• _What you have to do_: Would you print the data below exactly, leaving out every picture?

• _Records for this exercise_:
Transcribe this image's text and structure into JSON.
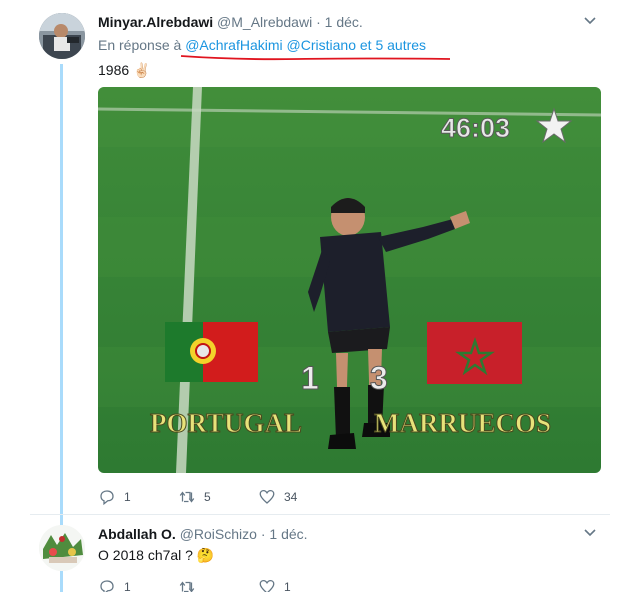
{
  "tweet": {
    "display_name": "Minyar.Alrebdawi",
    "handle": "@M_Alrebdawi",
    "separator": "·",
    "date": "1 déc.",
    "reply_prefix": "En réponse à",
    "reply_mention_1": "@AchrafHakimi",
    "reply_mention_2": "@Cristiano",
    "reply_suffix": "et 5 autres",
    "text": "1986",
    "emoji": "✌🏻",
    "media": {
      "clock": "46:03",
      "score_left": "1",
      "score_right": "3",
      "team_left": "PORTUGAL",
      "team_right": "MARRUECOS"
    },
    "replies": "1",
    "retweets": "5",
    "likes": "34"
  },
  "reply": {
    "display_name": "Abdallah O.",
    "handle": "@RoiSchizo",
    "separator": "·",
    "date": "1 déc.",
    "text": "O 2018 ch7al ?",
    "emoji": "🤔",
    "replies": "1",
    "retweets": "",
    "likes": "1"
  },
  "colors": {
    "accent": "#1b95e0",
    "thread_line": "#a9dbfb",
    "annotation_red": "#e0141f",
    "muted": "#657786"
  }
}
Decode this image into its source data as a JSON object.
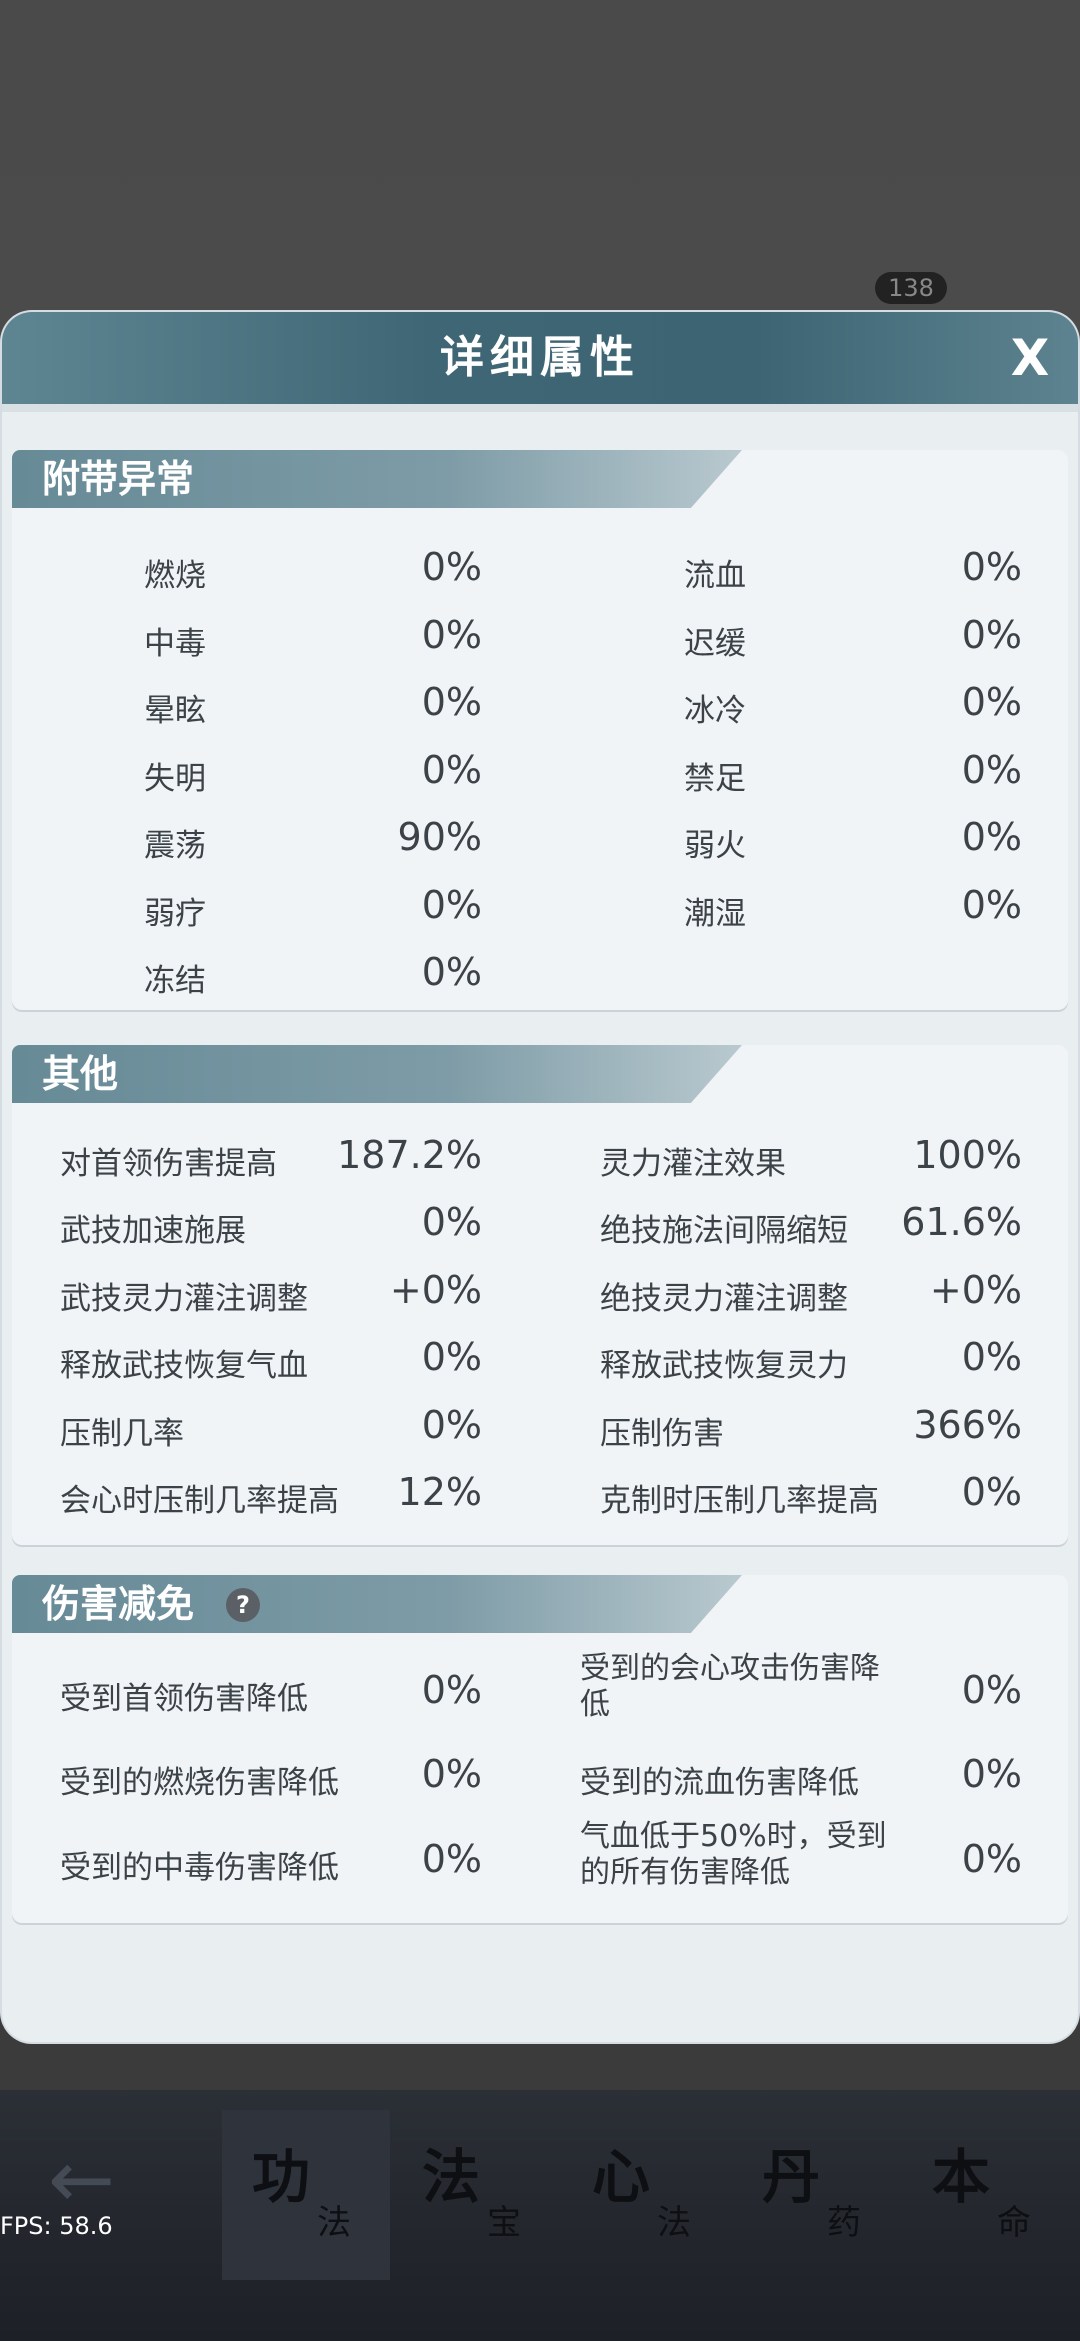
{
  "background": {
    "chip": "138"
  },
  "bottom_nav": {
    "tabs": [
      {
        "big": "功",
        "small": "法"
      },
      {
        "big": "法",
        "small": "宝"
      },
      {
        "big": "心",
        "small": "法"
      },
      {
        "big": "丹",
        "small": "药"
      },
      {
        "big": "本",
        "small": "命"
      }
    ],
    "fps": "FPS: 58.6"
  },
  "modal": {
    "title": "详细属性",
    "close_label": "X"
  },
  "section1": {
    "title": "附带异常",
    "left": [
      {
        "label": "燃烧",
        "value": "0%"
      },
      {
        "label": "中毒",
        "value": "0%"
      },
      {
        "label": "晕眩",
        "value": "0%"
      },
      {
        "label": "失明",
        "value": "0%"
      },
      {
        "label": "震荡",
        "value": "90%"
      },
      {
        "label": "弱疗",
        "value": "0%"
      },
      {
        "label": "冻结",
        "value": "0%"
      }
    ],
    "right": [
      {
        "label": "流血",
        "value": "0%"
      },
      {
        "label": "迟缓",
        "value": "0%"
      },
      {
        "label": "冰冷",
        "value": "0%"
      },
      {
        "label": "禁足",
        "value": "0%"
      },
      {
        "label": "弱火",
        "value": "0%"
      },
      {
        "label": "潮湿",
        "value": "0%"
      }
    ]
  },
  "section2": {
    "title": "其他",
    "left": [
      {
        "label": "对首领伤害提高",
        "value": "187.2%"
      },
      {
        "label": "武技加速施展",
        "value": "0%"
      },
      {
        "label": "武技灵力灌注调整",
        "value": "+0%"
      },
      {
        "label": "释放武技恢复气血",
        "value": "0%"
      },
      {
        "label": "压制几率",
        "value": "0%"
      },
      {
        "label": "会心时压制几率提高",
        "value": "12%"
      }
    ],
    "right": [
      {
        "label": "灵力灌注效果",
        "value": "100%"
      },
      {
        "label": "绝技施法间隔缩短",
        "value": "61.6%"
      },
      {
        "label": "绝技灵力灌注调整",
        "value": "+0%"
      },
      {
        "label": "释放武技恢复灵力",
        "value": "0%"
      },
      {
        "label": "压制伤害",
        "value": "366%"
      },
      {
        "label": "克制时压制几率提高",
        "value": "0%"
      }
    ]
  },
  "section3": {
    "title": "伤害减免",
    "help": "?",
    "left": [
      {
        "label": "受到首领伤害降低",
        "value": "0%"
      },
      {
        "label": "受到的燃烧伤害降低",
        "value": "0%"
      },
      {
        "label": "受到的中毒伤害降低",
        "value": "0%"
      }
    ],
    "right": [
      {
        "label": "受到的会心攻击伤害降低",
        "value": "0%"
      },
      {
        "label": "受到的流血伤害降低",
        "value": "0%"
      },
      {
        "label": "气血低于50%时，受到的所有伤害降低",
        "value": "0%"
      }
    ]
  }
}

• _Worked solution_:
Transcribe this image's text and structure into JSON.
{
  "tweet": {
    "display_name": "Minyar.Alrebdawi",
    "handle": "@M_Alrebdawi",
    "separator": "·",
    "date": "1 déc.",
    "reply_prefix": "En réponse à",
    "reply_mention_1": "@AchrafHakimi",
    "reply_mention_2": "@Cristiano",
    "reply_suffix": "et 5 autres",
    "text": "1986",
    "emoji": "✌🏻",
    "media": {
      "clock": "46:03",
      "score_left": "1",
      "score_right": "3",
      "team_left": "PORTUGAL",
      "team_right": "MARRUECOS"
    },
    "replies": "1",
    "retweets": "5",
    "likes": "34"
  },
  "reply": {
    "display_name": "Abdallah O.",
    "handle": "@RoiSchizo",
    "separator": "·",
    "date": "1 déc.",
    "text": "O 2018 ch7al ?",
    "emoji": "🤔",
    "replies": "1",
    "retweets": "",
    "likes": "1"
  },
  "colors": {
    "accent": "#1b95e0",
    "thread_line": "#a9dbfb",
    "annotation_red": "#e0141f",
    "muted": "#657786"
  }
}
Decode this image into its source data as a JSON object.
{
  "background": {
    "chip": "138"
  },
  "bottom_nav": {
    "tabs": [
      {
        "big": "功",
        "small": "法"
      },
      {
        "big": "法",
        "small": "宝"
      },
      {
        "big": "心",
        "small": "法"
      },
      {
        "big": "丹",
        "small": "药"
      },
      {
        "big": "本",
        "small": "命"
      }
    ],
    "fps": "FPS: 58.6"
  },
  "modal": {
    "title": "详细属性",
    "close_label": "X"
  },
  "section1": {
    "title": "附带异常",
    "left": [
      {
        "label": "燃烧",
        "value": "0%"
      },
      {
        "label": "中毒",
        "value": "0%"
      },
      {
        "label": "晕眩",
        "value": "0%"
      },
      {
        "label": "失明",
        "value": "0%"
      },
      {
        "label": "震荡",
        "value": "90%"
      },
      {
        "label": "弱疗",
        "value": "0%"
      },
      {
        "label": "冻结",
        "value": "0%"
      }
    ],
    "right": [
      {
        "label": "流血",
        "value": "0%"
      },
      {
        "label": "迟缓",
        "value": "0%"
      },
      {
        "label": "冰冷",
        "value": "0%"
      },
      {
        "label": "禁足",
        "value": "0%"
      },
      {
        "label": "弱火",
        "value": "0%"
      },
      {
        "label": "潮湿",
        "value": "0%"
      }
    ]
  },
  "section2": {
    "title": "其他",
    "left": [
      {
        "label": "对首领伤害提高",
        "value": "187.2%"
      },
      {
        "label": "武技加速施展",
        "value": "0%"
      },
      {
        "label": "武技灵力灌注调整",
        "value": "+0%"
      },
      {
        "label": "释放武技恢复气血",
        "value": "0%"
      },
      {
        "label": "压制几率",
        "value": "0%"
      },
      {
        "label": "会心时压制几率提高",
        "value": "12%"
      }
    ],
    "right": [
      {
        "label": "灵力灌注效果",
        "value": "100%"
      },
      {
        "label": "绝技施法间隔缩短",
        "value": "61.6%"
      },
      {
        "label": "绝技灵力灌注调整",
        "value": "+0%"
      },
      {
        "label": "释放武技恢复灵力",
        "value": "0%"
      },
      {
        "label": "压制伤害",
        "value": "366%"
      },
      {
        "label": "克制时压制几率提高",
        "value": "0%"
      }
    ]
  },
  "section3": {
    "title": "伤害减免",
    "help": "?",
    "left": [
      {
        "label": "受到首领伤害降低",
        "value": "0%"
      },
      {
        "label": "受到的燃烧伤害降低",
        "value": "0%"
      },
      {
        "label": "受到的中毒伤害降低",
        "value": "0%"
      }
    ],
    "right": [
      {
        "label": "受到的会心攻击伤害降低",
        "value": "0%"
      },
      {
        "label": "受到的流血伤害降低",
        "value": "0%"
      },
      {
        "label": "气血低于50%时，受到的所有伤害降低",
        "value": "0%"
      }
    ]
  }
}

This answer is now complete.